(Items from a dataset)
▼
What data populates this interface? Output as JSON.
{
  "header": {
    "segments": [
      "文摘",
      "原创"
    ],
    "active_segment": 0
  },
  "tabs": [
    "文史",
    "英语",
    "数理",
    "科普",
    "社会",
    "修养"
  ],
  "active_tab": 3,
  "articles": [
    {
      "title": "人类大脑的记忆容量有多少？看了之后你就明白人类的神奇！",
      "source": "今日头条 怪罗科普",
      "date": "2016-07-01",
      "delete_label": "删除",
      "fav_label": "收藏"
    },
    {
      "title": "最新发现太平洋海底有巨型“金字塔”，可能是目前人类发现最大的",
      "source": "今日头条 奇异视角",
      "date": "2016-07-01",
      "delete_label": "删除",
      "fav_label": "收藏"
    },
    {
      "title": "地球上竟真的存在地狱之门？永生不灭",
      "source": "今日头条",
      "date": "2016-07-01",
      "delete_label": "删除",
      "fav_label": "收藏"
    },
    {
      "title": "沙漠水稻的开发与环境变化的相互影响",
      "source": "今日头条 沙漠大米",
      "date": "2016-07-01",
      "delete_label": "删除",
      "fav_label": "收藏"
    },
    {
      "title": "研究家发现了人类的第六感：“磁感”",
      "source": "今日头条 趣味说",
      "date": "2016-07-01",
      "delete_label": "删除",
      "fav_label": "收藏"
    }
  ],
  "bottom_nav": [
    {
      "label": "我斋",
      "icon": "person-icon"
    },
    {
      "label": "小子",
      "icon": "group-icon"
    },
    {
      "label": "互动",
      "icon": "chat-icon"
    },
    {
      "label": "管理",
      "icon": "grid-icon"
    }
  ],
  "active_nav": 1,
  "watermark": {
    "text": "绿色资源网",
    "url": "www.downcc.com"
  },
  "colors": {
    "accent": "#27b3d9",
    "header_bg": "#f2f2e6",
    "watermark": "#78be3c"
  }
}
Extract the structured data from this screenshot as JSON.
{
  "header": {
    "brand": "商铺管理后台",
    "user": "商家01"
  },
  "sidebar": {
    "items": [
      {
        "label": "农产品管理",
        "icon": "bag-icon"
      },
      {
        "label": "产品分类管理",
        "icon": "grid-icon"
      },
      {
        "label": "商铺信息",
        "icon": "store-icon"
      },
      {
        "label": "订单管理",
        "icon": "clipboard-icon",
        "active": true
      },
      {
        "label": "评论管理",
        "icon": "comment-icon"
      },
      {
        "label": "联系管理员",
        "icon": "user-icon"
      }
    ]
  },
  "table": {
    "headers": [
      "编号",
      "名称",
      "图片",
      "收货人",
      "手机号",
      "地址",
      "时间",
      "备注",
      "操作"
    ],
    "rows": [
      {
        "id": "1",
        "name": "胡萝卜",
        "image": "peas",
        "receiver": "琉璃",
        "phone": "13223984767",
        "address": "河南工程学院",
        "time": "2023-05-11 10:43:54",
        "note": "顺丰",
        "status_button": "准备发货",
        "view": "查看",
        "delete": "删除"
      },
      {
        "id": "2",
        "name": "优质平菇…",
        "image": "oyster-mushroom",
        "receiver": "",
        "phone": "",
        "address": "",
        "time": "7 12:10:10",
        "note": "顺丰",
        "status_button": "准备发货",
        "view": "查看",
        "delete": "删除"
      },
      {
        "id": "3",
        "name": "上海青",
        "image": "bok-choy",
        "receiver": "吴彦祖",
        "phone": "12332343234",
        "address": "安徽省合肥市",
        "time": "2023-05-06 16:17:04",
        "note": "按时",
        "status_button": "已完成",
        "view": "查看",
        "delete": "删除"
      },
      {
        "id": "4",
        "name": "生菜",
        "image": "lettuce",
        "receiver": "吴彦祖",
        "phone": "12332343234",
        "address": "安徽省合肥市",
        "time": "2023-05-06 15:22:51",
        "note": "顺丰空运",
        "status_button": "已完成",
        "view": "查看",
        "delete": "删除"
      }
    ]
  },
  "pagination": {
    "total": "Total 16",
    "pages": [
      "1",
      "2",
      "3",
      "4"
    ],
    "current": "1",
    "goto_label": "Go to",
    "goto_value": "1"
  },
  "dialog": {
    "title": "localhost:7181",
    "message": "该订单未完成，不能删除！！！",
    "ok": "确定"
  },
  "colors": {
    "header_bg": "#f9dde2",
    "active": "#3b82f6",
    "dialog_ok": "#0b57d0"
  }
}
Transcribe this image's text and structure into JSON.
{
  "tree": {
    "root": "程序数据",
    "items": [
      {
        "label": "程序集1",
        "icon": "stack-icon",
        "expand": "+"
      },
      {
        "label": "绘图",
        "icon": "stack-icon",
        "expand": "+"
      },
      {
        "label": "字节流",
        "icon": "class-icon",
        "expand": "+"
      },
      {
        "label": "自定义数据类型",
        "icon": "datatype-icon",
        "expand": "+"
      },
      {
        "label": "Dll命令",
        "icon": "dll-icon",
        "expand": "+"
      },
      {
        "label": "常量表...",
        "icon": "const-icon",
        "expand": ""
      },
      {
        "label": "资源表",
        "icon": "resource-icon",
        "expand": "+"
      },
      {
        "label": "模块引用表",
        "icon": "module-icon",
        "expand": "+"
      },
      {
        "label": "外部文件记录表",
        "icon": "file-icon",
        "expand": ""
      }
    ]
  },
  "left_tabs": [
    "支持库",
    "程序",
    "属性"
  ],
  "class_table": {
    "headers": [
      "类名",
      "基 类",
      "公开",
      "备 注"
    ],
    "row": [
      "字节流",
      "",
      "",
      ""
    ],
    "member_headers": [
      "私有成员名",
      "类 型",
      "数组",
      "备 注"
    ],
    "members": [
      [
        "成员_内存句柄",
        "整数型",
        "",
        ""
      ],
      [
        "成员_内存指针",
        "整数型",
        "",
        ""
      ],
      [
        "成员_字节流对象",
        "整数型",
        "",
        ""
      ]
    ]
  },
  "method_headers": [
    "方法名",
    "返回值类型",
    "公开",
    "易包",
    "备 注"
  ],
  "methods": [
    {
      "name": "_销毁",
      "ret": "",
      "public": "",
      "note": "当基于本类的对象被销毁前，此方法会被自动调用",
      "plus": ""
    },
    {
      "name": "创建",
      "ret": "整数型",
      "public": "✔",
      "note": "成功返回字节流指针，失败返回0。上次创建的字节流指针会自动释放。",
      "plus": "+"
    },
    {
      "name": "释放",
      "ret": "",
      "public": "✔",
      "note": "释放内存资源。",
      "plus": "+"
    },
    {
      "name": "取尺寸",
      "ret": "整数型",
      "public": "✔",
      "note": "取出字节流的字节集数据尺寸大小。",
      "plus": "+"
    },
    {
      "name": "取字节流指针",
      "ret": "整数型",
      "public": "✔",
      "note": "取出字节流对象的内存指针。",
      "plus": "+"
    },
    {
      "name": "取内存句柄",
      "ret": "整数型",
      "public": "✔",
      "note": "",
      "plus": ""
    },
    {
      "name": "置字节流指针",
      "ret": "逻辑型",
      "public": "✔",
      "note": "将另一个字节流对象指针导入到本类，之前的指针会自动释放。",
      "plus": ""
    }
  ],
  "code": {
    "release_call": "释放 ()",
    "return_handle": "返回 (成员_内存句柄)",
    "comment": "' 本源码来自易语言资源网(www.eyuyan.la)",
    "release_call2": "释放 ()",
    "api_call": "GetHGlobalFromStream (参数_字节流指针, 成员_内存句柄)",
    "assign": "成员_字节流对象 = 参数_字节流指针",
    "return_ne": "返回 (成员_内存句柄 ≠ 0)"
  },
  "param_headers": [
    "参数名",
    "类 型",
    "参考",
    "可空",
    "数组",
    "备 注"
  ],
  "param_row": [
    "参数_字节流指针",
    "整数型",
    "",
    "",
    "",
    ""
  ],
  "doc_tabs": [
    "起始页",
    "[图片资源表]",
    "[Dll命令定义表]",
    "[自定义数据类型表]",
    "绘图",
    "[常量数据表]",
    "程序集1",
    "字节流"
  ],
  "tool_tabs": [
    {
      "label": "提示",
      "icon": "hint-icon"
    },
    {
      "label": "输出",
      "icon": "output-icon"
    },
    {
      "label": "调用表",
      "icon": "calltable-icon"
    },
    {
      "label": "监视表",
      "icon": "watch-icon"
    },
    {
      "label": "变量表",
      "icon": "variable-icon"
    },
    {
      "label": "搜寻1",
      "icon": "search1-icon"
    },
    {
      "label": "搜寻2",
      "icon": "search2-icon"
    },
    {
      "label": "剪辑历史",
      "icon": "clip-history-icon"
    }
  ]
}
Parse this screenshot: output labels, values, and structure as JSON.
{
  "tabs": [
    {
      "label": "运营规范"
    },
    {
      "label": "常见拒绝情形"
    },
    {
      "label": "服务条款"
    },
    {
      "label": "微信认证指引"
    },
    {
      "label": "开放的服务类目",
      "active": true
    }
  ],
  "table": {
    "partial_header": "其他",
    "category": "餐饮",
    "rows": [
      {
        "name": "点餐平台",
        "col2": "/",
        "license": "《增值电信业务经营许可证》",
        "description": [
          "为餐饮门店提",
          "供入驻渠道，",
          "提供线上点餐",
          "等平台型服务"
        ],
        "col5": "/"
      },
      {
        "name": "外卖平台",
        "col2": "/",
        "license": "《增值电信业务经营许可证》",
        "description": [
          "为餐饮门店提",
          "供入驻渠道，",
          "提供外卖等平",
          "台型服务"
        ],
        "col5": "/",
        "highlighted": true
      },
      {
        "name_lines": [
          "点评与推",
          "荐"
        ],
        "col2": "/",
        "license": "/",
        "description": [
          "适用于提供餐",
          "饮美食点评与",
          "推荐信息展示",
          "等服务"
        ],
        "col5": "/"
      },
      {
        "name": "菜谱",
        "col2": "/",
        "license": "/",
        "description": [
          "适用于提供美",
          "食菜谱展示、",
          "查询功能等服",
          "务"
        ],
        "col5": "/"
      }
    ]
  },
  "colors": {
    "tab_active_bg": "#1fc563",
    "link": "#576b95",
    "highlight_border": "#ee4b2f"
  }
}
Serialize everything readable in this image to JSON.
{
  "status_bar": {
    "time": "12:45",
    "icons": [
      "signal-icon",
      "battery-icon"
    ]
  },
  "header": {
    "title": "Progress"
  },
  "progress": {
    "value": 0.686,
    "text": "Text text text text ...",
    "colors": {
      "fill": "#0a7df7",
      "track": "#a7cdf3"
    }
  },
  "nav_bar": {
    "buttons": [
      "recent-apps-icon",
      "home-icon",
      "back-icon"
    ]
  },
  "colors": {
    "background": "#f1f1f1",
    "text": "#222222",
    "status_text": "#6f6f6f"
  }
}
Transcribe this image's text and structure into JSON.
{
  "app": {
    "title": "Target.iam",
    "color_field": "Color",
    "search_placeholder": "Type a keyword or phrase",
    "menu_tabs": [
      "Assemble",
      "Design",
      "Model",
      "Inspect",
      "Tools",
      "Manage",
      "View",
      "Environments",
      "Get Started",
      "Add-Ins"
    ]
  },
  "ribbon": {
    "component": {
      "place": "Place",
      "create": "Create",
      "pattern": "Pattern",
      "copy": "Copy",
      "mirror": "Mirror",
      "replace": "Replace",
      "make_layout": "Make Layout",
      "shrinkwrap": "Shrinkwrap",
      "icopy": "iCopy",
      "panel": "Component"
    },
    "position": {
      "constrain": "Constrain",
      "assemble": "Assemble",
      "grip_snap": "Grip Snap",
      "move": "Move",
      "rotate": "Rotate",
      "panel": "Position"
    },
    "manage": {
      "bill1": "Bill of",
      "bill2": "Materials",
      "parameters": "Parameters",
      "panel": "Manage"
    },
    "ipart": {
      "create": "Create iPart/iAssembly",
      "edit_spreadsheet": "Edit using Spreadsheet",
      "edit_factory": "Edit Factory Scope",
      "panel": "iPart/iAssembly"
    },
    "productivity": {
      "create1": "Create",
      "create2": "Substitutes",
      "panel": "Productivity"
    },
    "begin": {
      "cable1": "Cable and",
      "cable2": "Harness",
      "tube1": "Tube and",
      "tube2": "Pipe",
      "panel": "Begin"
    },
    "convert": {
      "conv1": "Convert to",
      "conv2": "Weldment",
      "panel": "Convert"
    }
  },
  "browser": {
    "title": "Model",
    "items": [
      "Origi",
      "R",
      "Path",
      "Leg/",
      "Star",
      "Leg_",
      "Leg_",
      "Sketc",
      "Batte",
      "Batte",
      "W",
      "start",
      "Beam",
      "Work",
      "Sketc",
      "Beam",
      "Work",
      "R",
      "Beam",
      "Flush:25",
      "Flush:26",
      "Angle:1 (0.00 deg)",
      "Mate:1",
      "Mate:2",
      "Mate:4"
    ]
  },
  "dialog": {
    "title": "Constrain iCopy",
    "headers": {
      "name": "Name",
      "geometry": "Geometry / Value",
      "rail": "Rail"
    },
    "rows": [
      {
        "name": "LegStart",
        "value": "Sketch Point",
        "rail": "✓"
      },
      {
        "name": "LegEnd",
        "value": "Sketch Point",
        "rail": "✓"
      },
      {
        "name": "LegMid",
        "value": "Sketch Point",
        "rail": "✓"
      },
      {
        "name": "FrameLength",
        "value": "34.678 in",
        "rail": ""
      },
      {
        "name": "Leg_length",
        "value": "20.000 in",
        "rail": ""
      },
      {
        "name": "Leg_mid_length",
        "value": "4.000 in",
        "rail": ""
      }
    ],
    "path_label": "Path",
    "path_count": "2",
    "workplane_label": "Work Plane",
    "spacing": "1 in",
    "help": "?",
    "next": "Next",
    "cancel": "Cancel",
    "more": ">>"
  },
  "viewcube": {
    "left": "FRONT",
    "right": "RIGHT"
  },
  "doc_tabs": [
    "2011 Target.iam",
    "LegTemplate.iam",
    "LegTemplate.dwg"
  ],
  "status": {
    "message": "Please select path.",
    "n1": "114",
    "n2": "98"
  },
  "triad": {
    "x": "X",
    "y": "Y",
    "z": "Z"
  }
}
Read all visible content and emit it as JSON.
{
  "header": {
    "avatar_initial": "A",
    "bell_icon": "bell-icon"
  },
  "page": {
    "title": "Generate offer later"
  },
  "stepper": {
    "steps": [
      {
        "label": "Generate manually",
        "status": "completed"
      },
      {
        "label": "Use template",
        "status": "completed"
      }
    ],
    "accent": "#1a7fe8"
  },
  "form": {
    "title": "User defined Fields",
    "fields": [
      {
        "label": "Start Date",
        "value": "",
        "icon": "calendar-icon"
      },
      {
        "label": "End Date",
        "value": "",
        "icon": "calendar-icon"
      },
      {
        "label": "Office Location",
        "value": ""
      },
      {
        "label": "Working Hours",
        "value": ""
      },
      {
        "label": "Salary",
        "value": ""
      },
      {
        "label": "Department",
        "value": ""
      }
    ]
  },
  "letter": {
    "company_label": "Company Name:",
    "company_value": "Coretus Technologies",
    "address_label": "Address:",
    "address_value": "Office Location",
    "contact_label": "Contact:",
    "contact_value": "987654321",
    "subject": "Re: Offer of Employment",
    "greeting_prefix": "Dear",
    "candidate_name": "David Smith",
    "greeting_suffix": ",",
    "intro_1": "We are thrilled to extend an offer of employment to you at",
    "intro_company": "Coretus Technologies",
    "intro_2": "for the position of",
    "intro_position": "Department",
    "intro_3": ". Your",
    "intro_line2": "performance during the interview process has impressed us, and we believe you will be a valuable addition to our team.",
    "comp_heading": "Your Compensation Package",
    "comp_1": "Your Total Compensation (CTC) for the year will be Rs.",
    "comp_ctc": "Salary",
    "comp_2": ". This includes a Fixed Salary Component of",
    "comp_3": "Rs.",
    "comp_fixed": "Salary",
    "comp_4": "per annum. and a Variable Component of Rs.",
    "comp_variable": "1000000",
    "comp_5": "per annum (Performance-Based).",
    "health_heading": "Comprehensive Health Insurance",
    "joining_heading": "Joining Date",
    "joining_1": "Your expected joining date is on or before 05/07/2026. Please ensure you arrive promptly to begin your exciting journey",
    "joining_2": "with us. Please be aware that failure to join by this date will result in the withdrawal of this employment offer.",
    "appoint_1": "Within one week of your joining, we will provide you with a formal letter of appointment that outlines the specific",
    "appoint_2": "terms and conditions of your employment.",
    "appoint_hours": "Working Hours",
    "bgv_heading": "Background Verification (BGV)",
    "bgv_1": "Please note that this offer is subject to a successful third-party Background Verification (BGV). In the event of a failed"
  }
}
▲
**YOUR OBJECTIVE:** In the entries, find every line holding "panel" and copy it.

**EXERCISE RESPONSE:**
      "panel": "Component"
      "panel": "Position"
      "panel": "Manage"
      "panel": "iPart/iAssembly"
      "panel": "Productivity"
      "panel": "Begin"
      "panel": "Convert"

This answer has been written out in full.